_Assignment:_ Show the lines below that contain the string "color".

(Material for the task begins)

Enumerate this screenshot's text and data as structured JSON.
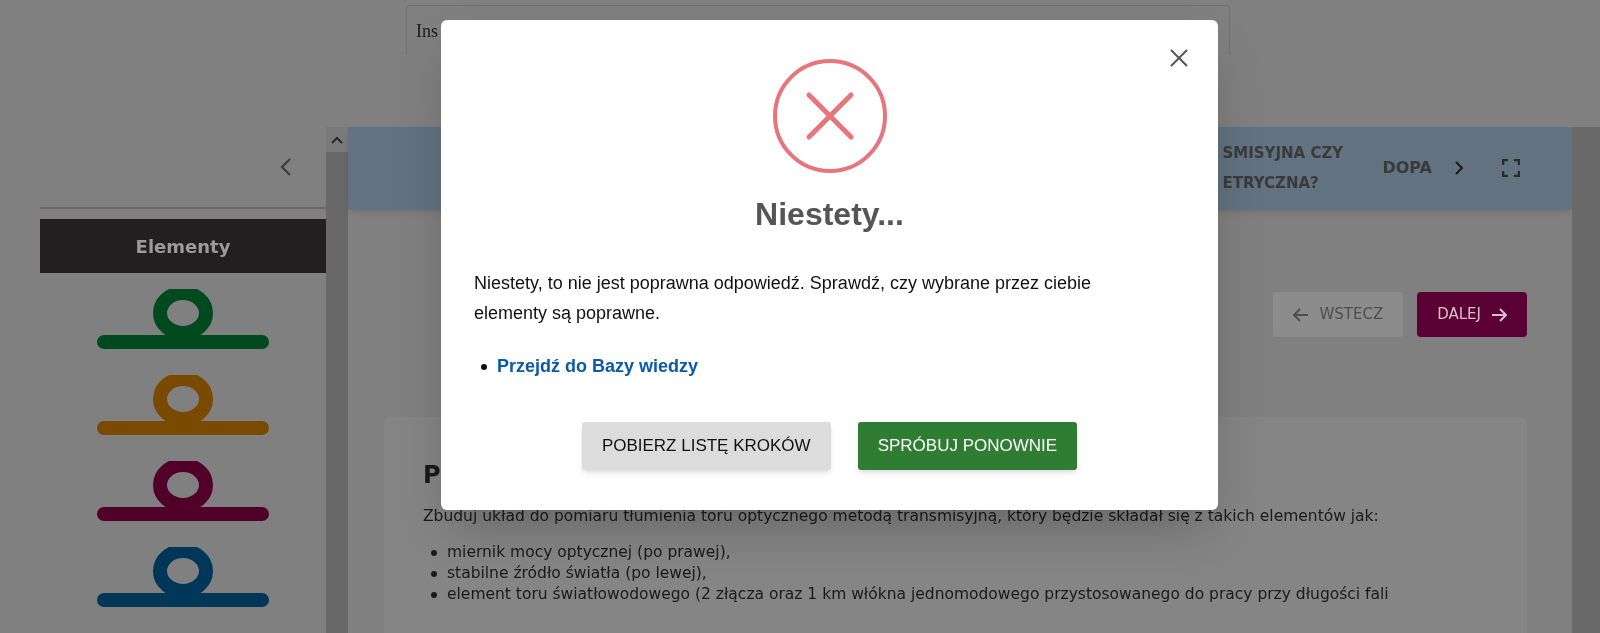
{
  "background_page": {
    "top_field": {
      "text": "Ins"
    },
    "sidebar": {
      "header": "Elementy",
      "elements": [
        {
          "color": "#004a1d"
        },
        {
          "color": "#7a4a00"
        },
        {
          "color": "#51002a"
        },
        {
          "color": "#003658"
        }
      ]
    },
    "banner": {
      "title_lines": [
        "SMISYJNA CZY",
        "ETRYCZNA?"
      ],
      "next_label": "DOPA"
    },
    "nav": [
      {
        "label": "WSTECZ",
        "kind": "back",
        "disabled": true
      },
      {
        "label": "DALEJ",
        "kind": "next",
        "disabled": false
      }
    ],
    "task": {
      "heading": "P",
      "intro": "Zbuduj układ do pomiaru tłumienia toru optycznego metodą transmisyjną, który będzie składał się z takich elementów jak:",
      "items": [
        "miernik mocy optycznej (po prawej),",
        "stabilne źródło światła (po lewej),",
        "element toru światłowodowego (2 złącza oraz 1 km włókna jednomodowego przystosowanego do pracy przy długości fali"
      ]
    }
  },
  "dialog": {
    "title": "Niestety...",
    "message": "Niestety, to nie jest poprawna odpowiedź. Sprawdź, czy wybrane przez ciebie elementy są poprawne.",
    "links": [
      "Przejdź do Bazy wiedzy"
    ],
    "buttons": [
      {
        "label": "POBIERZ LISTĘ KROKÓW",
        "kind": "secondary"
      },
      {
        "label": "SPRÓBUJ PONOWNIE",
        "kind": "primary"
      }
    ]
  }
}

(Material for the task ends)

_Result of the task:_
          "color": "#004a1d"
          "color": "#7a4a00"
          "color": "#51002a"
          "color": "#003658"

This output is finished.